Crypto start-ups finally show hit from storm as funding falls to 1-year low

SAN FRANCISCO (BLOOMBERG) – Crypto start-ups finally felt the effects of an economic storm that has been cooling digital currencies, public stocks and venture capital all year.

Funding to private crypto companies in the second quarter fell to its lowest level in a year, according to data from the research firm PitchBook.

The hype around crypto start-ups made the sector seem briefly immune to the economic turmoil. It set a record of US$9.85 billion (S$13.87 billion) in venture funds raised in the first quarter. That was, it turns out, only a factor of how long it takes for venture capital deals to finalise.

“Even though the crypto market started slowing down in November, December, those deals were already in discussion, so they closed in the first quarter,” said Robert Le, fintech analyst at PitchBook.

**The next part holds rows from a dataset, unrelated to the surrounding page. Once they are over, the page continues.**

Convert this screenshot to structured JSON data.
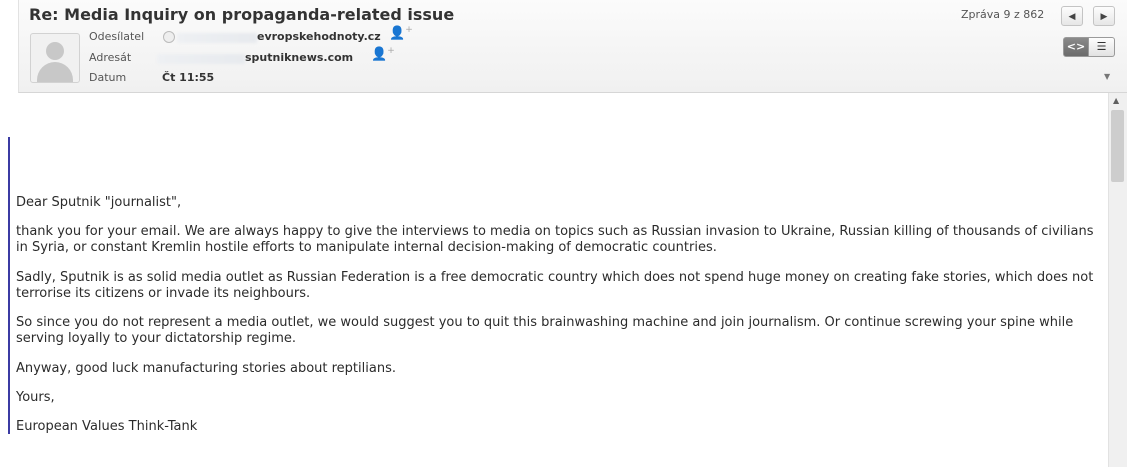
{
  "header": {
    "subject": "Re: Media Inquiry on propaganda-related issue",
    "sender_label": "Odesílatel",
    "sender_domain": "evropskehodnoty.cz",
    "recipient_label": "Adresát",
    "recipient_domain": "sputniknews.com",
    "date_label": "Datum",
    "date_value": "Čt 11:55",
    "counter": "Zpráva 9 z 862"
  },
  "icons": {
    "prev": "triangle-left",
    "next": "triangle-right",
    "source_view": "code-brackets",
    "plain_view": "hamburger-lines",
    "expand": "chevron-down",
    "add_contact": "person-plus"
  },
  "body": {
    "greeting": "Dear Sputnik \"journalist\",",
    "paragraphs": [
      "thank you for your email. We are always happy to give the interviews to media on topics such as Russian invasion to Ukraine, Russian killing of thousands of civilians in Syria, or constant Kremlin hostile efforts to manipulate internal decision-making of democratic countries.",
      "Sadly, Sputnik is as solid media outlet as Russian Federation is a free democratic country which does not spend huge money on creating fake stories, which does not terrorise its citizens or invade its neighbours.",
      "So since you do not represent a media outlet, we would suggest you to quit this brainwashing machine and join journalism. Or continue screwing your spine while serving loyally to your dictatorship regime.",
      "Anyway, good luck manufacturing stories about reptilians."
    ],
    "closing": "Yours,",
    "signature": "European Values Think-Tank"
  },
  "colors": {
    "quote_bar": "#3b3ba3",
    "header_bg": "#f4f4f4",
    "active_view_button": "#777777"
  }
}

The second quarter gives a truer glimpse at the gloominess. Venture capitalists invested US$6.76 billion into crypto companies in the period that ended in June, a 31 per cent decline from the previous quarter, PitchBook said. The crypto industry now mirrors the sluggish activity among tech and venture capital investors.

“Everyone is really hesitant on closing deals right now,” Mr Le said.

There are many examples of trouble in the crypto industry. The collapse of the TerraUSD stablecoin, serious financial troubles at crypto lenders like Celsius and Babel Finance and waves of layoffs at Coinbase Global, Gemini Trust and Crypto.com have all contributed to the uncertainty.

Among start-ups, deals have fallen apart, and investors have revoked written offers in recent weeks, said David Pakman, a managing partner at the crypto VC firm CoinFund. More layoffs are likely, and valuations will come down further- troubled crypto lender BlockFi was already looking to raise money at a reduced valuation of US$1 billion.

“What you’re seeing now is seed valuations are down about 20 per cent, Series A valuations are down about 50 per cent, and then Series B and beyond are down about 70 per cent,” Mr Pakman said.

Mr Pakman is advising companies he backs to retain enough cash on hand to endure two years’ worth of hardship. “This is going to be a long-term down market,” he said. “It’s not going to come ripping back in a month.”

Despite the potential of a long crypto winter, some venture capitalists are still committed to the space. Crypto VC firm Multicoin Capital announced a new US$430 million fund on Tuesday (July 12). On the same day, Lightspeed Venture Partners said it formed an independent team dedicated to blockchain investments called Lightspeed Faction.